Roanoke College Environmental Studies Associate Professor Laura Hartman is part of a team that was just awarded a $1 million grant to pilot a new approach to building community resilience in the face of extreme heat due to climate change, according to the college.
The grant — awarded by the National Science Foundation with support from the Department of Homeland Security — will fund a one-year initiative that will assess the impact that interdisciplinary partnerships, participatory community planning and diversified digital infrastructure have on the goals of strengthening civic resilience and more clearly understanding the problem of rising urban heat levels.
The initiative, called “The Roanoke Method,” is seeking to redeem the negative reputation borne since the publication of a 2004 book, “Root Shock,” which used Roanoke City as a clear example of harmful urban planning through “urban renewal” policies that displaced an entire African American neighborhood. The Roanoke Method, by contrast, prioritizes a trauma-informed, healing-centered, bottom-up approach to urban planning.
The initiative itself is led by Virginia Tech and principal researcher Theodore Lim. Hartman is a co-principal researcher on the project. Her portion of the project involves coordinating participation from area churches.
Other partners in the project include Roanoke City, Roanoke City Public Schools, Community ArtsReach, Hope Center, Kiwanis Club of Roanoke, The Foundry, Trees Roanoke and Roanoke Area Interfaith Stewards of the Earth (RAISE).
The work builds on Hartman’s longstanding research focuses on climate, environmental justice and the intersection of religious thought and environmental ethics. In the classroom, she’s currently leading students in courses on climate justice and the intersection of environmental stewardship and cultural values.
Hartman is also an advisor to the environment-focused student organization Earthbound. She’s an active part of her community, founding the Bus Riders of Roanoke Advocacy Group and volunteering with RAISE.
The pilot of The Roanoke Method will focus on the northwest neighborhoods of Roanoke City. Plans include:
- Engaging approximately 150 youth in arts, spirituality, technology and urban planning programming around the issues of extreme heat and urban environments
- Creating a high school workforce development program to develop community planning capacity
- Building leadership and collaboration across diverse organizations to strengthen civic relationships and capacity
- Launching a digital resilience hub to cross-reference quantitative data with the lived experiences of families and neighborhoods, public resources and community visions for future

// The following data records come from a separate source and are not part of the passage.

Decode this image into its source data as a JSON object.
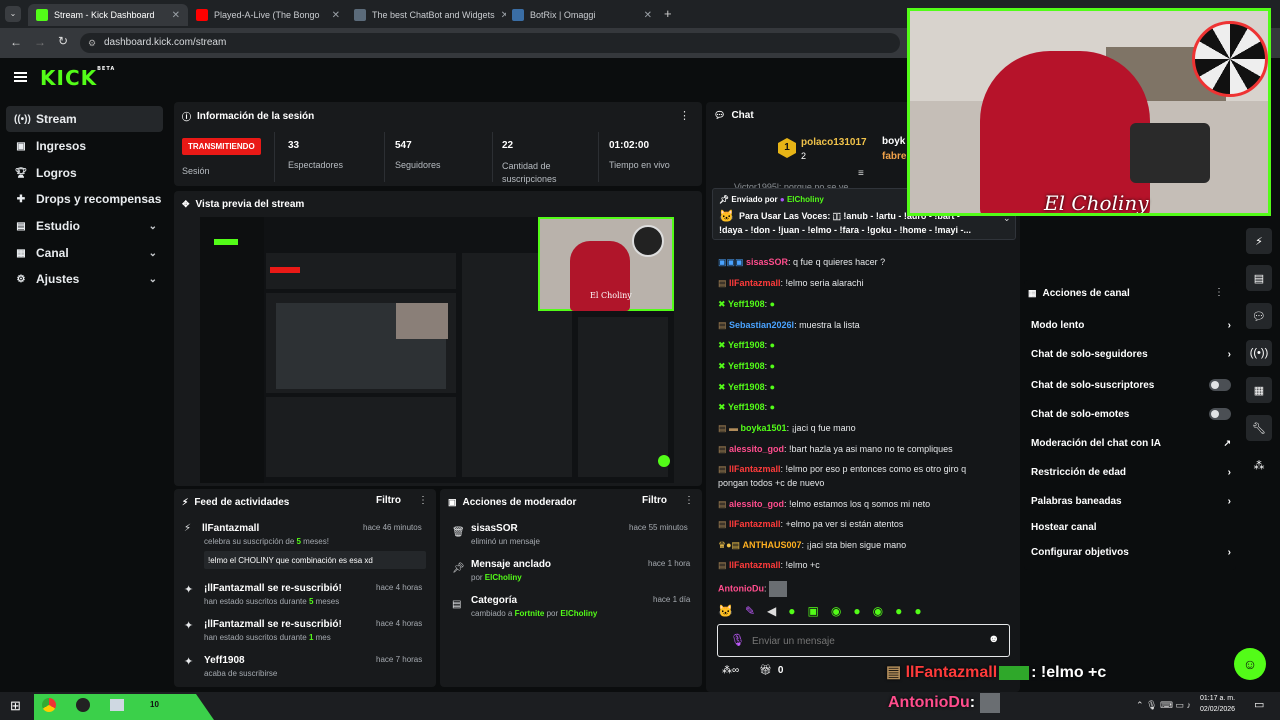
{
  "browser": {
    "tabs": [
      {
        "title": "Stream - Kick Dashboard",
        "color": "#53fc18"
      },
      {
        "title": "Played-A-Live (The Bongo",
        "color": "#ff0000"
      },
      {
        "title": "The best ChatBot and Widgets",
        "color": "#5b6b7a"
      },
      {
        "title": "BotRix | Omaggi",
        "color": "#3a6ea5"
      }
    ],
    "url": "dashboard.kick.com/stream"
  },
  "brand": {
    "logo": "KICK",
    "beta": "BETA",
    "accent": "#53fc18"
  },
  "sidebar": {
    "items": [
      {
        "label": "Stream",
        "icon": "broadcast-icon"
      },
      {
        "label": "Ingresos",
        "icon": "money-icon"
      },
      {
        "label": "Logros",
        "icon": "trophy-icon"
      },
      {
        "label": "Drops y recompensas",
        "icon": "gift-icon"
      },
      {
        "label": "Estudio",
        "icon": "studio-icon"
      },
      {
        "label": "Canal",
        "icon": "channel-icon"
      },
      {
        "label": "Ajustes",
        "icon": "gear-icon"
      }
    ]
  },
  "session": {
    "title": "Información de la sesión",
    "status": "TRANSMITIENDO",
    "status_sub": "Sesión",
    "stats": [
      {
        "value": "33",
        "label": "Espectadores"
      },
      {
        "value": "547",
        "label": "Seguidores"
      },
      {
        "value": "22",
        "label": "Cantidad de suscripciones"
      },
      {
        "value": "01:02:00",
        "label": "Tiempo en vivo"
      }
    ]
  },
  "preview": {
    "title": "Vista previa del stream",
    "overlay_name": "El Choliny"
  },
  "feed": {
    "title": "Feed de actividades",
    "filter": "Filtro",
    "items": [
      {
        "user": "llFantazmall",
        "time": "hace 46 minutos",
        "desc_pre": "celebra su suscripción de ",
        "desc_num": "5",
        "desc_post": " meses!",
        "message": "!elmo el CHOLINY que combinación es esa xd"
      },
      {
        "user": "¡llFantazmall se re-suscribió!",
        "time": "hace 4 horas",
        "desc_pre": "han estado suscritos durante ",
        "desc_num": "5",
        "desc_post": " meses"
      },
      {
        "user": "¡llFantazmall se re-suscribió!",
        "time": "hace 4 horas",
        "desc_pre": "han estado suscritos durante ",
        "desc_num": "1",
        "desc_post": " mes"
      },
      {
        "user": "Yeff1908",
        "time": "hace 7 horas",
        "desc_pre": "acaba de suscribirse",
        "desc_num": "",
        "desc_post": ""
      }
    ]
  },
  "modactions": {
    "title": "Acciones de moderador",
    "filter": "Filtro",
    "items": [
      {
        "title": "sisasSOR",
        "time": "hace 55 minutos",
        "desc_pre": "eliminó un mensaje",
        "desc_link": "",
        "desc_mid": "",
        "desc_link2": ""
      },
      {
        "title": "Mensaje anclado",
        "time": "hace 1 hora",
        "desc_pre": "por ",
        "desc_link": "ElCholiny",
        "desc_mid": "",
        "desc_link2": ""
      },
      {
        "title": "Categoría",
        "time": "hace 1 día",
        "desc_pre": "cambiado a ",
        "desc_link": "Fortnite",
        "desc_mid": " por ",
        "desc_link2": "ElCholiny"
      }
    ]
  },
  "chat": {
    "title": "Chat",
    "top_user1": "polaco131017",
    "top_user1_count": "2",
    "top_user2": "boyk",
    "top_user3": "fabre",
    "pinned_by_label": "Enviado por",
    "pinned_by": "ElCholiny",
    "pinned_text_1": "Para Usar Las Voces: 🇮 !anub - !artu - !auro - !bart -",
    "pinned_text_2": "!daya - !don - !juan - !elmo - !fara - !goku - !home - !mayi -...",
    "partial_top": "Victor1995l: porque no se ve",
    "lines": [
      {
        "user": "sisasSOR",
        "color": "#ff4d8d",
        "text": ": q fue q quieres hacer ?"
      },
      {
        "user": "llFantazmall",
        "color": "#ff3b3b",
        "text": ": !elmo seria alarachi"
      },
      {
        "user": "Yeff1908",
        "color": "#53fc18",
        "text": ":"
      },
      {
        "user": "Sebastian2026l",
        "color": "#4aa3ff",
        "text": ": muestra la lista"
      },
      {
        "user": "Yeff1908",
        "color": "#53fc18",
        "text": ":"
      },
      {
        "user": "Yeff1908",
        "color": "#53fc18",
        "text": ":"
      },
      {
        "user": "Yeff1908",
        "color": "#53fc18",
        "text": ":"
      },
      {
        "user": "Yeff1908",
        "color": "#53fc18",
        "text": ":"
      },
      {
        "user": "boyka1501",
        "color": "#53fc18",
        "text": ": ¡jaci q fue mano"
      },
      {
        "user": "alessito_god",
        "color": "#ff4d8d",
        "text": ": !bart hazla ya asi mano no te compliques"
      },
      {
        "user": "llFantazmall",
        "color": "#ff3b3b",
        "text": ": !elmo por eso p entonces como es otro giro q"
      },
      {
        "user": "",
        "color": "#e6e8ea",
        "text": "pongan todos +c de nuevo"
      },
      {
        "user": "alessito_god",
        "color": "#ff4d8d",
        "text": ": !elmo estamos los q somos mi neto"
      },
      {
        "user": "llFantazmall",
        "color": "#ff3b3b",
        "text": ": +elmo pa ver si están atentos"
      },
      {
        "user": "ANTHAUS007",
        "color": "#ffb020",
        "text": ": ¡jaci sta bien sigue mano"
      },
      {
        "user": "llFantazmall",
        "color": "#ff3b3b",
        "text": ": !elmo +c"
      },
      {
        "user": "AntonioDu",
        "color": "#ff4d8d",
        "text": ":"
      }
    ],
    "input_placeholder": "Enviar un mensaje",
    "points": "0",
    "overlay_line1_user": "llFantazmall",
    "overlay_line1_text": ": !elmo +c",
    "overlay_line2_user": "AntonioDu",
    "overlay_line2_text": ":"
  },
  "channel_actions": {
    "title": "Acciones de canal",
    "items": [
      {
        "label": "Modo lento",
        "control": "chevron"
      },
      {
        "label": "Chat de solo-seguidores",
        "control": "chevron"
      },
      {
        "label": "Chat de solo-suscriptores",
        "control": "toggle"
      },
      {
        "label": "Chat de solo-emotes",
        "control": "toggle"
      },
      {
        "label": "Moderación del chat con IA",
        "control": "external"
      },
      {
        "label": "Restricción de edad",
        "control": "chevron"
      },
      {
        "label": "Palabras baneadas",
        "control": "chevron"
      },
      {
        "label": "Hostear canal",
        "control": "none"
      },
      {
        "label": "Configurar objetivos",
        "control": "chevron"
      }
    ]
  },
  "webcam": {
    "name": "El Choliny"
  },
  "taskbar": {
    "time": "01:17 a. m.",
    "date": "02/02/2026",
    "badge": "10"
  }
}
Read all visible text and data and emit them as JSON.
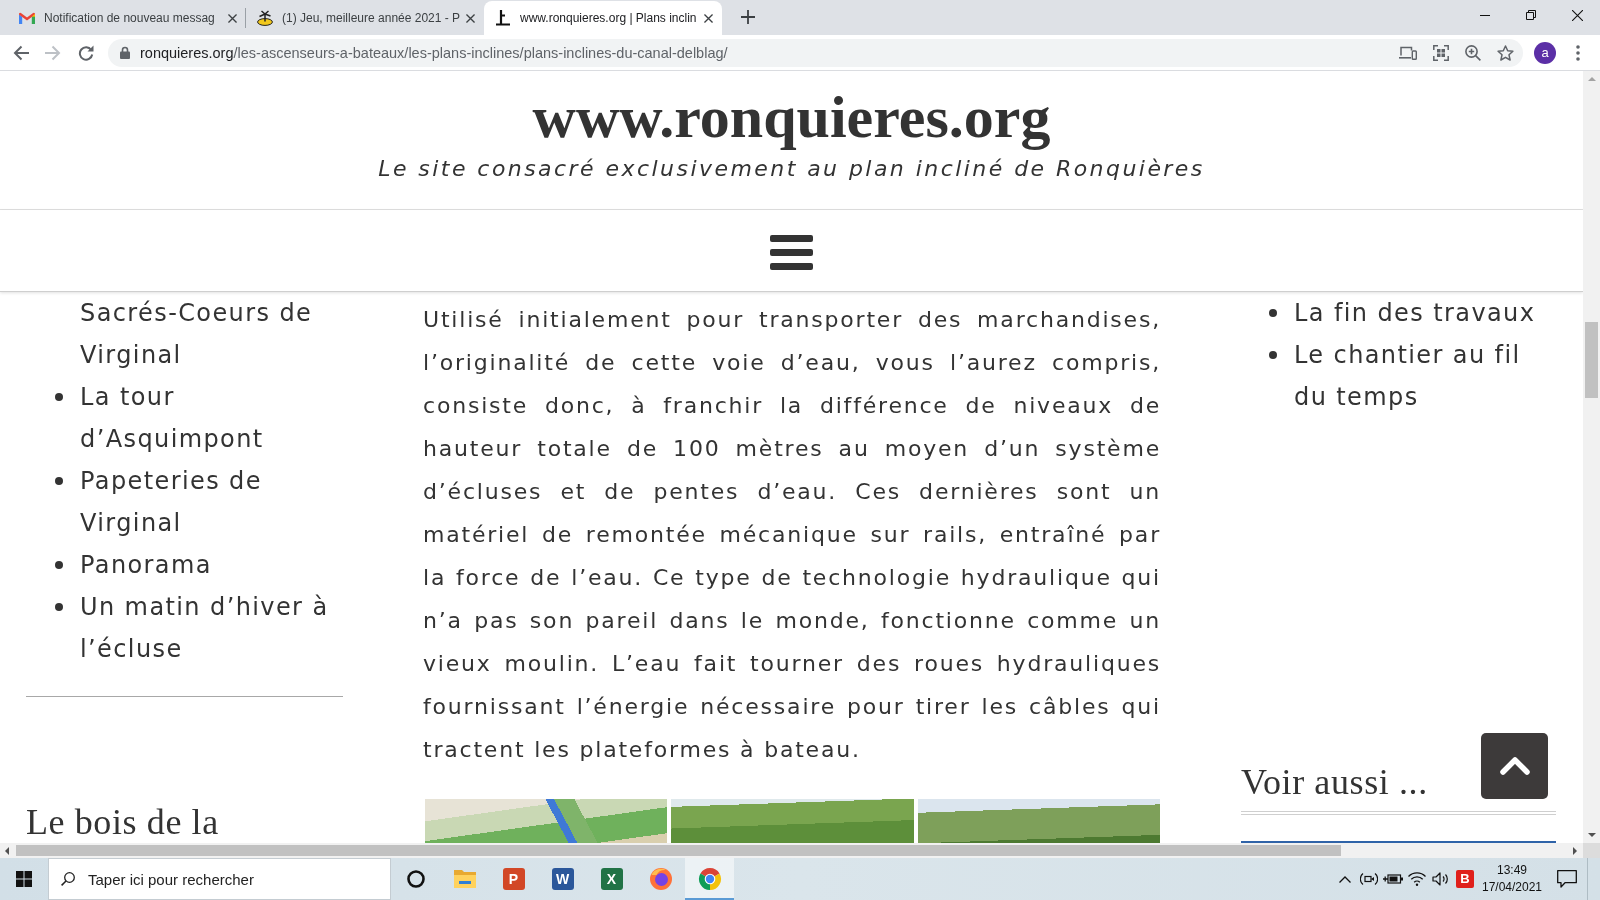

Rising heat indexes are expected to have a growing impact on the public health and economic vitality of communities. Urban planning measures can help cool temperatures in neighborhoods, but community collaboration, trust and input are key parts of that process.
The Roanoke Method aims to create networks that contribute to that and build community resilience to the concerns posed by extreme heat. The pilot project is expected to run through Sept. 30, 2024.
-The Salem Times-Register